Retail Therapy – The Cost of a Funk

Yesterday I was in a funk.

I thought I’d walk it off. I believe in the power of body over mind – get the blood moving, get the endorphins flowing and the clouds will part.

I thought I’d commune with nature. I believe that staring at a tree can go a long way towards dissolving homicidal tendencies.

I walked from Cambridge to Beacon Hill, through the Boston Gardens where I sat and stared at trees. It didn’t work. The world was still clouds and daggers.

So I did the only other thing I could think of to do (though it was less a thought out plan and more like a response to a nic fit). I shopped.

I bought things I couldn’t afford which amounted to blush, eye shadow, a dress, a skirt, a pair of pants and a pedicure. I don’t want to look up the prices and do the addition because that’ll put me in a different kind of funk and the process will start all over again. But it did get me wondering – is there a mathematical formula for the ratio between $ spent or number of items bought and happy brain chemistry? It can’t be a linear relationship where the more money you spend the happier you get because if we take that premise to its logical conclusion then going broke would be bliss. I’ve been there. It’s not.

Or is the shopping - happiness formula not about the monetary value of the purchases but rather about the number of items bought – the consumption? I have no desire to eat when I’m unhappy, but acquiring new items is somehow satisfying. Would acquiring key chains or pencil sharpeners or those brightly colored plastic paper clips have the same effect as the pricier blush, eye shadow, skirt, dress, pants and pedicure? And is there some critical number of items which once reached brings on the brain alteration process? If so, what's that magic number. 3? 24? Is it different for each person or does it depend on the particular cause of the funk? 3 items for a fight with your boss. 8 for an argument with sis. 32 when the boyfriend pisses you off?

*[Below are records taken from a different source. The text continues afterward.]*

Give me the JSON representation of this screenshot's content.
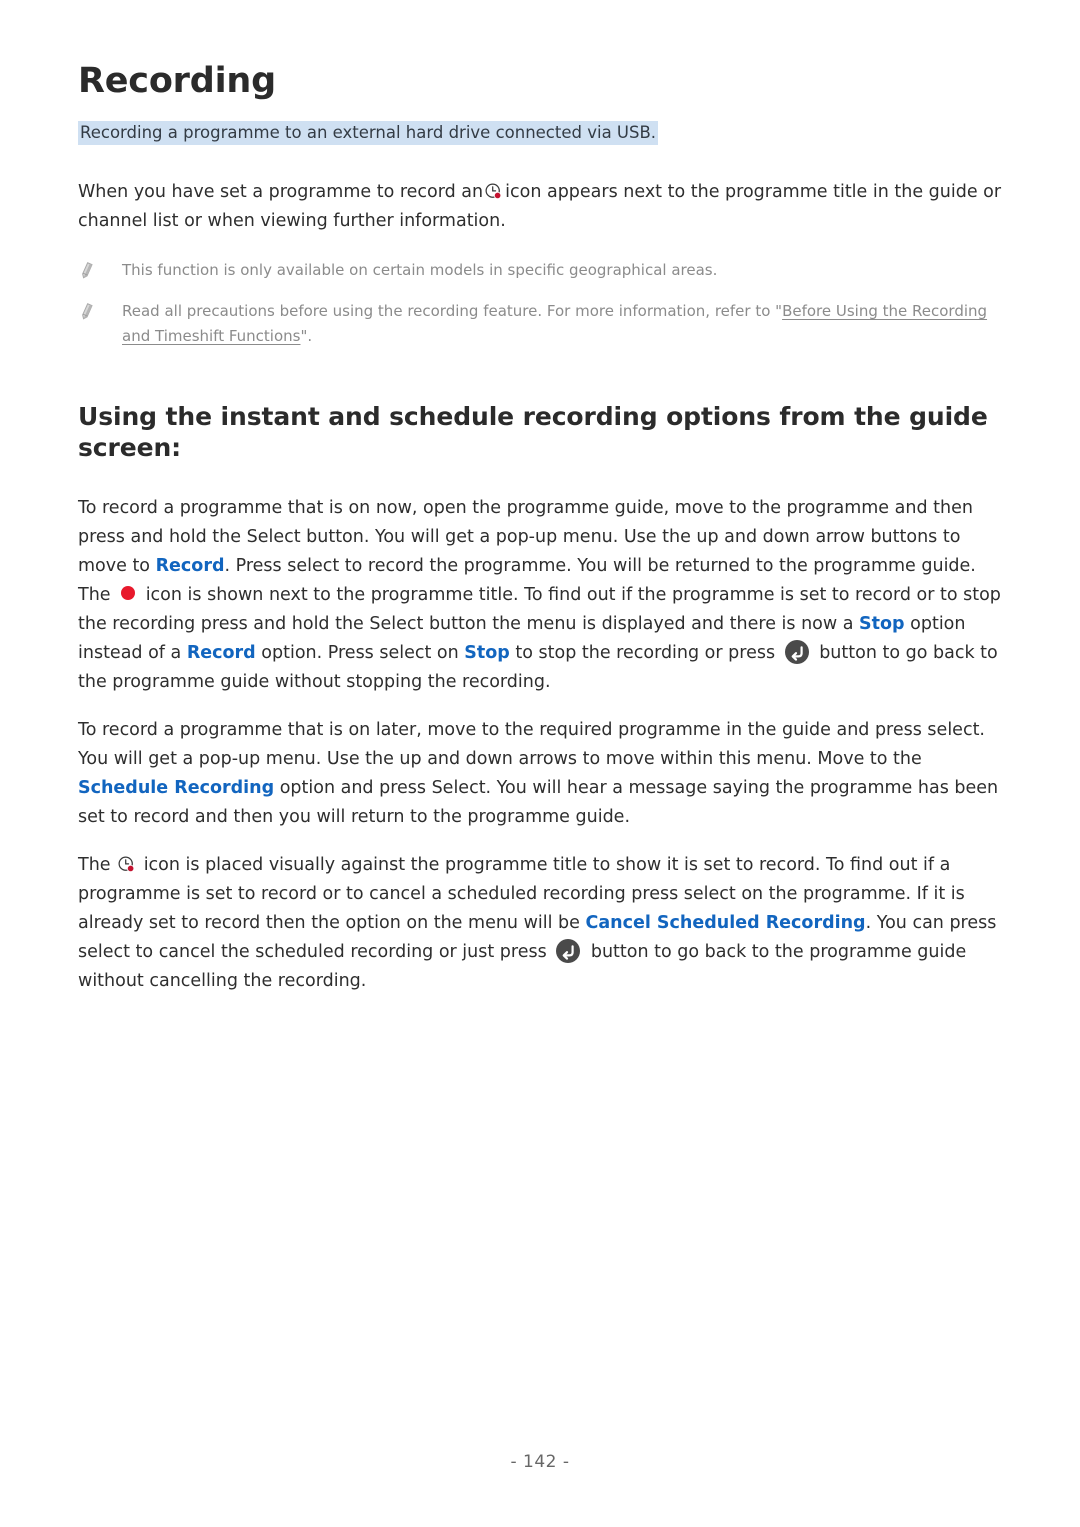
{
  "document": {
    "title": "Recording",
    "subtitle": "Recording a programme to an external hard drive connected via USB.",
    "page_number": "- 142 -",
    "highlight_color": "#cfe0f2",
    "link_color": "#1265bf",
    "record_dot_color": "#e8192c",
    "note_color": "#8b8b8b"
  },
  "intro": {
    "part1": "When you have set a programme to record an",
    "icon": "schedule-recording-clock-icon",
    "part2": "icon appears next to the programme title in the guide or channel list or when viewing further information."
  },
  "notes": [
    {
      "icon": "pencil-note-icon",
      "text": "This function is only available on certain models in specific geographical areas."
    },
    {
      "icon": "pencil-note-icon",
      "text_before": "Read all precautions before using the recording feature. For more information, refer to \"",
      "link": "Before Using the Recording and Timeshift Functions",
      "text_after": "\"."
    }
  ],
  "section": {
    "heading": "Using the instant and schedule recording options from the guide screen:",
    "paragraph1": {
      "s1": "To record a programme that is on now, open the programme guide, move to the programme and then press and hold the Select button. You will get a pop-up menu. Use the up and down arrow buttons to move to ",
      "link1": "Record",
      "s2": ". Press select to record the programme. You will be returned to the programme guide. The ",
      "icon1": "record-dot-icon",
      "s3": " icon is shown next to the programme title. To find out if the programme is set to record or to stop the recording press and hold the Select button the menu is displayed and there is now a ",
      "link2": "Stop",
      "s4": " option instead of a ",
      "link3": "Record",
      "s5": " option. Press select on ",
      "link4": "Stop",
      "s6": " to stop the recording or press ",
      "icon2": "return-button-icon",
      "s7": " button to go back to the programme guide without stopping the recording."
    },
    "paragraph2": {
      "s1": "To record a programme that is on later, move to the required programme in the guide and press select. You will get a pop-up menu. Use the up and down arrows to move within this menu. Move to the ",
      "link1": "Schedule Recording",
      "s2": " option and press Select. You will hear a message saying the programme has been set to record and then you will return to the programme guide."
    },
    "paragraph3": {
      "s1": "The ",
      "icon1": "schedule-recording-clock-icon",
      "s2": " icon is placed visually against the programme title to show it is set to record. To find out if a programme is set to record or to cancel a scheduled recording press select on the programme. If it is already set to record then the option on the menu will be ",
      "link1": "Cancel Scheduled Recording",
      "s3": ". You can press select to cancel the scheduled recording or just press ",
      "icon2": "return-button-icon",
      "s4": " button to go back to the programme guide without cancelling the recording."
    }
  }
}
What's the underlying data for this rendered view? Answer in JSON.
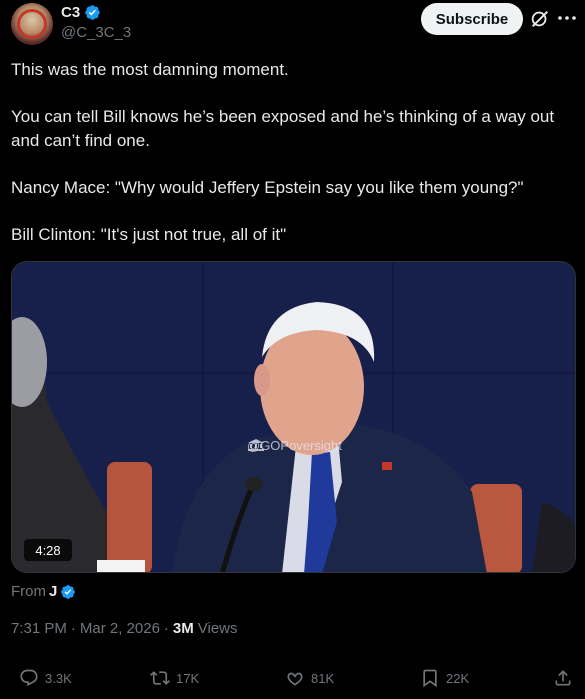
{
  "author": {
    "name": "C3",
    "handle": "@C_3C_3",
    "verified": true
  },
  "header": {
    "subscribe_label": "Subscribe"
  },
  "tweet": {
    "paragraphs": [
      "This was the most damning moment.",
      "You can tell Bill knows he’s been exposed and he’s thinking of a way out and can’t find one.",
      "Nancy Mace: \"Why would Jeffery Epstein say you like them young?\"",
      "Bill Clinton: \"It's just not true, all of it\""
    ]
  },
  "media": {
    "watermark": "@GOPoversight",
    "duration": "4:28"
  },
  "source": {
    "from_label": "From",
    "from_name": "J"
  },
  "meta": {
    "time": "7:31 PM",
    "date": "Mar 2, 2026",
    "views_count": "3M",
    "views_label": "Views"
  },
  "actions": {
    "replies": "3.3K",
    "reposts": "17K",
    "likes": "81K",
    "bookmarks": "22K"
  },
  "colors": {
    "background": "#000000",
    "text": "#e7e9ea",
    "muted": "#71767b",
    "verified": "#1d9bf0"
  }
}
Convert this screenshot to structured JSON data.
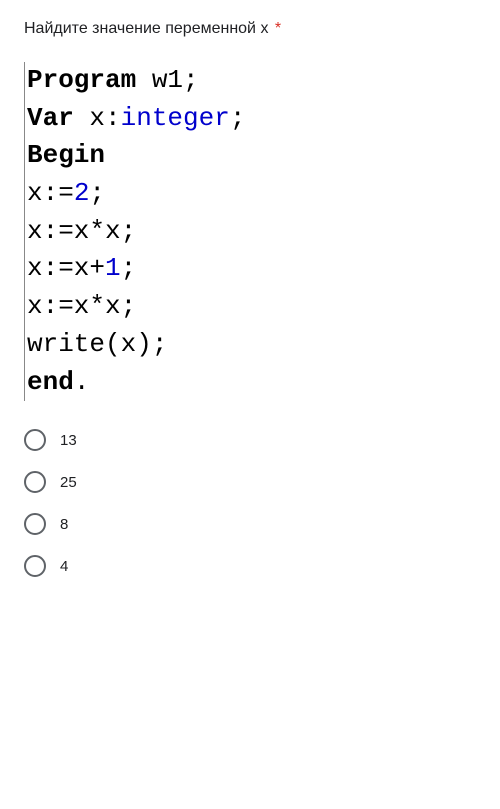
{
  "question": {
    "title": "Найдите значение переменной x",
    "required_marker": "*"
  },
  "code": {
    "line1_kw": "Program",
    "line1_rest": " w1;",
    "line2_kw": "Var",
    "line2_mid": " x:",
    "line2_type": "integer",
    "line2_end": ";",
    "line3_kw": "Begin",
    "line4_a": "x:=",
    "line4_num": "2",
    "line4_b": ";",
    "line5": "x:=x*x;",
    "line6_a": "x:=x+",
    "line6_num": "1",
    "line6_b": ";",
    "line7": "x:=x*x;",
    "line8": "write(x);",
    "line9_kw": "end",
    "line9_b": "."
  },
  "options": [
    {
      "label": "13"
    },
    {
      "label": "25"
    },
    {
      "label": "8"
    },
    {
      "label": "4"
    }
  ]
}
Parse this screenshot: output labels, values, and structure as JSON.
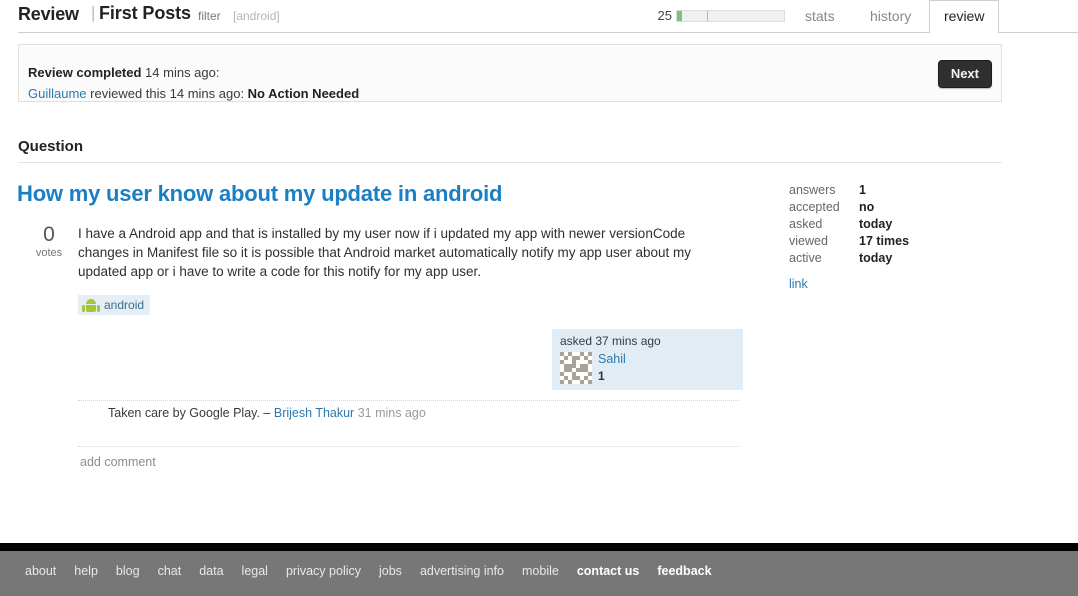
{
  "header": {
    "title": "Review",
    "separator": "|",
    "subtitle": "First Posts",
    "filter_label": "filter",
    "filter_tag": "[android]",
    "progress_count": "25",
    "progress_percent": 5,
    "tick_percent": 28,
    "accent_green": "#7cc576",
    "tabs": [
      {
        "label": "stats",
        "active": false
      },
      {
        "label": "history",
        "active": false
      },
      {
        "label": "review",
        "active": true
      }
    ]
  },
  "banner": {
    "completed_label": "Review completed",
    "completed_time": " 14 mins ago:",
    "reviewer": "Guillaume",
    "reviewed_text": " reviewed this 14 mins ago: ",
    "verdict": "No Action Needed",
    "next_label": "Next"
  },
  "question": {
    "section_heading": "Question",
    "title": "How my user know about my update in android",
    "vote_count": "0",
    "vote_label": "votes",
    "body": "I have a Android app and that is installed by my user now if i updated my app with newer versionCode changes in Manifest file so it is possible that Android market automatically notify my app user about my updated app or i have to write a code for this notify for my app user.",
    "tags": [
      "android"
    ],
    "asked_card": {
      "when": "asked 37 mins ago",
      "user": "Sahil",
      "reputation": "1"
    },
    "comments": [
      {
        "text": "Taken care by Google Play.",
        "dash": "–",
        "user": "Brijesh Thakur",
        "when": "31 mins ago"
      }
    ],
    "add_comment_label": "add comment"
  },
  "stats_rail": {
    "rows": [
      {
        "key": "answers",
        "value": "1"
      },
      {
        "key": "accepted",
        "value": "no"
      },
      {
        "key": "asked",
        "value": "today"
      },
      {
        "key": "viewed",
        "value": "17 times"
      },
      {
        "key": "active",
        "value": "today"
      }
    ],
    "link_label": "link"
  },
  "footer": {
    "links": [
      {
        "label": "about",
        "strong": false
      },
      {
        "label": "help",
        "strong": false
      },
      {
        "label": "blog",
        "strong": false
      },
      {
        "label": "chat",
        "strong": false
      },
      {
        "label": "data",
        "strong": false
      },
      {
        "label": "legal",
        "strong": false
      },
      {
        "label": "privacy policy",
        "strong": false
      },
      {
        "label": "jobs",
        "strong": false
      },
      {
        "label": "advertising info",
        "strong": false
      },
      {
        "label": "mobile",
        "strong": false
      },
      {
        "label": "contact us",
        "strong": true
      },
      {
        "label": "feedback",
        "strong": true
      }
    ]
  }
}
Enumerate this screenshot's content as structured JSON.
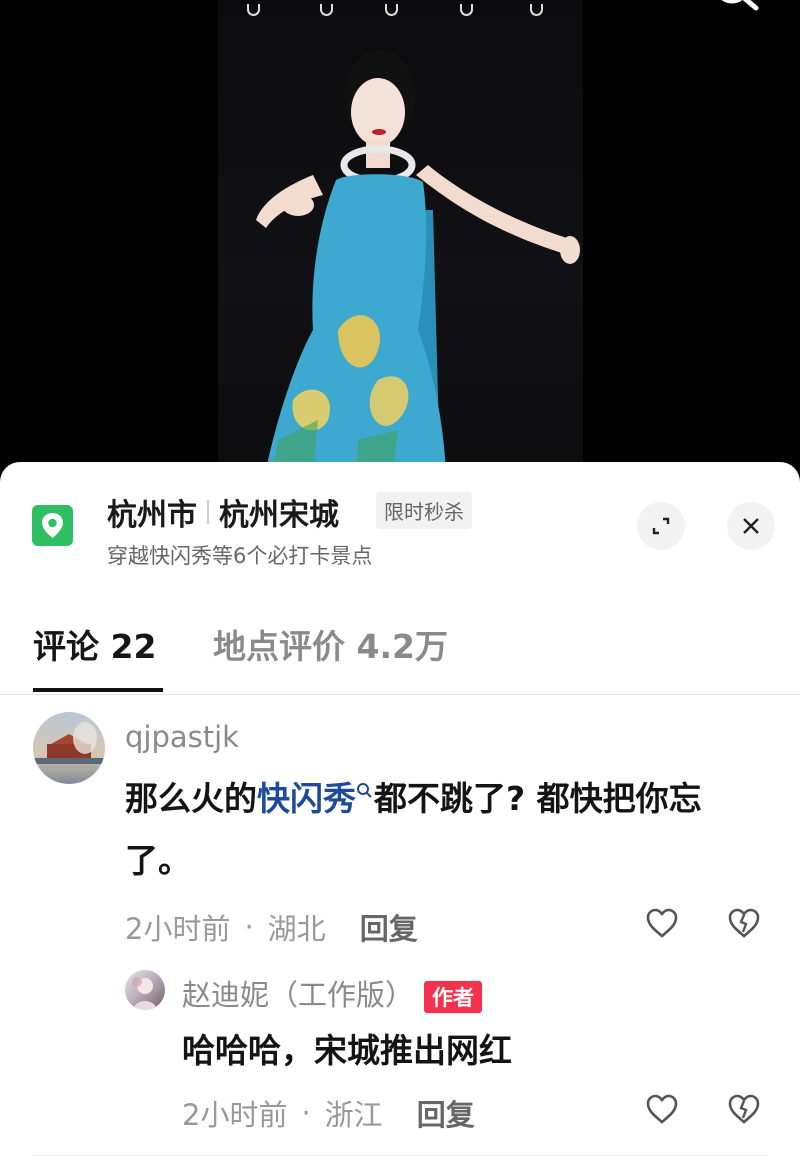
{
  "video": {
    "dancer_dress_color": "#3da9d1"
  },
  "poi": {
    "city": "杭州市",
    "place": "杭州宋城",
    "tag": "限时秒杀",
    "subtitle": "穿越快闪秀等6个必打卡景点",
    "pin_color": "#2fbe61"
  },
  "tabs": [
    {
      "label": "评论 22",
      "active": true
    },
    {
      "label": "地点评价 4.2万",
      "active": false
    }
  ],
  "comments": [
    {
      "username": "qjpastjk",
      "text_before": "那么火的",
      "highlight": "快闪秀",
      "text_after": "都不跳了? 都快把你忘了。",
      "time": "2小时前",
      "dot": "·",
      "location": "湖北",
      "reply_label": "回复"
    },
    {
      "username": "赵迪妮（工作版）",
      "badge": "作者",
      "text": "哈哈哈，宋城推出网红",
      "time": "2小时前",
      "dot": "·",
      "location": "浙江",
      "reply_label": "回复"
    }
  ],
  "colors": {
    "highlight": "#1f4a9c",
    "author_badge": "#f5324d"
  }
}
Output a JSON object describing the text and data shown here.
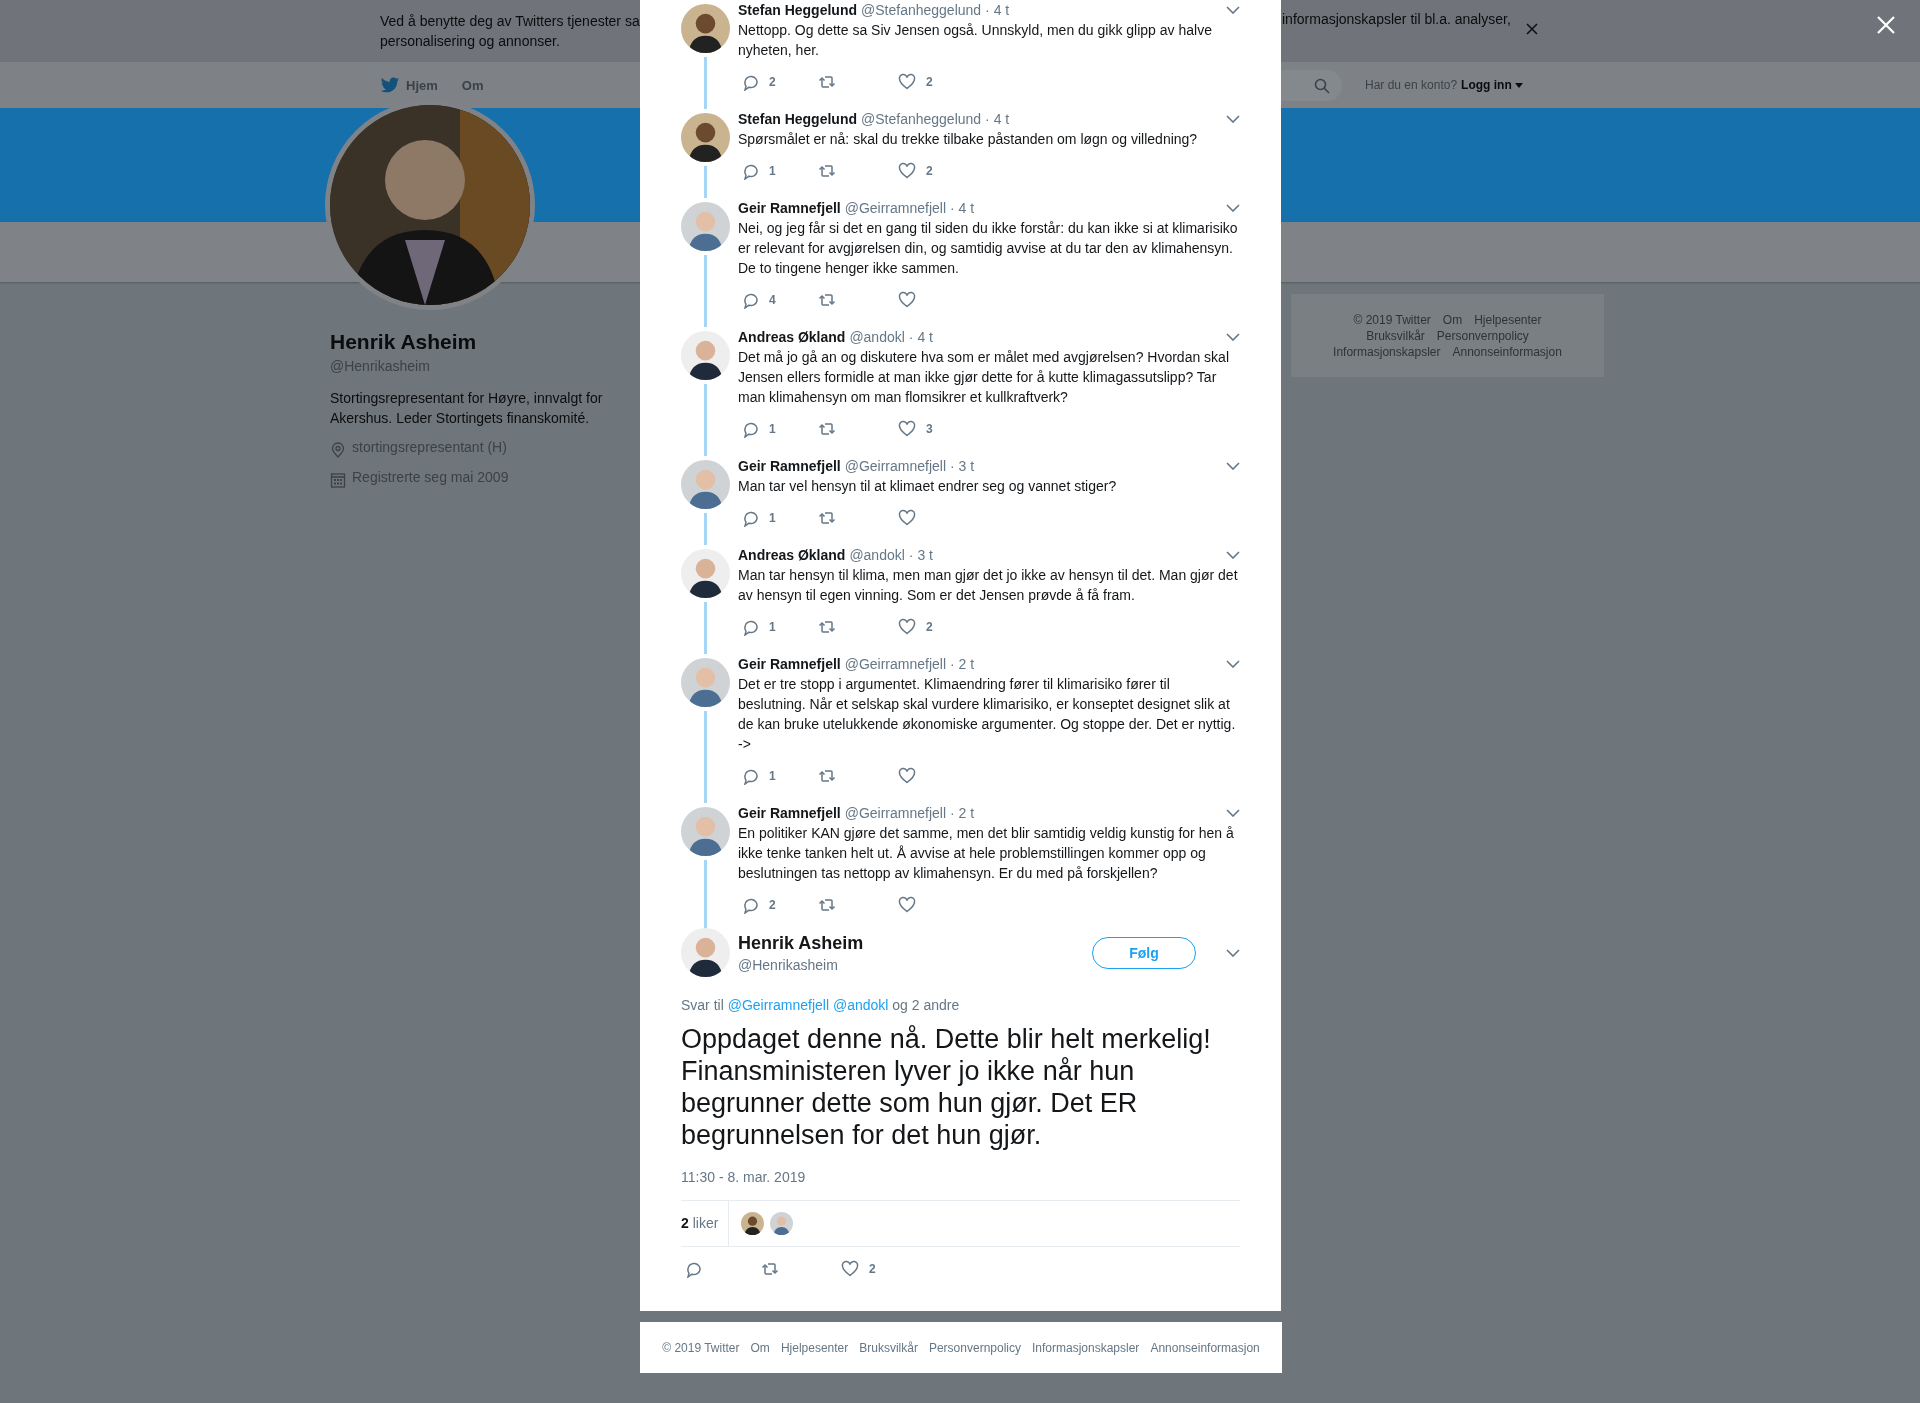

Does the improved post-spree mood have to do with newness in general? If I went to a gallery and looked at paintings I couldn’t buy but were new to me, would that work? Or is it just the distraction of shopping – getting your mind off whatever is that put you in the funk to begin with?

Or is it just a simple psychological formula – damage to sense of self is immediately (if temporarily) repaired with material items that help reconstruct outer image of said self. Plug up the holes with some fruity gum and buy yourself some time to work on the real repairs.

I don’t know the answers to any of these questions but I sure am glad I kept my receipts.


kspace said...

I recently interviewed a researcher in emotion and decision making who told me that anti-depressants are now commonly (?) used to treat compulsive shopping.

I'm not sure what that means. Maybe that drugs, not clothes, are the answer? Sweet.

Courtney said...

Great post! I am totally a mood shopper, I inherited this from my mother. I think the key is that the items somehow affirm your identity/specialness. Key chains and pencil sharpeners don't do that (for me anyway) the same way that clothes, makeup, etc. do.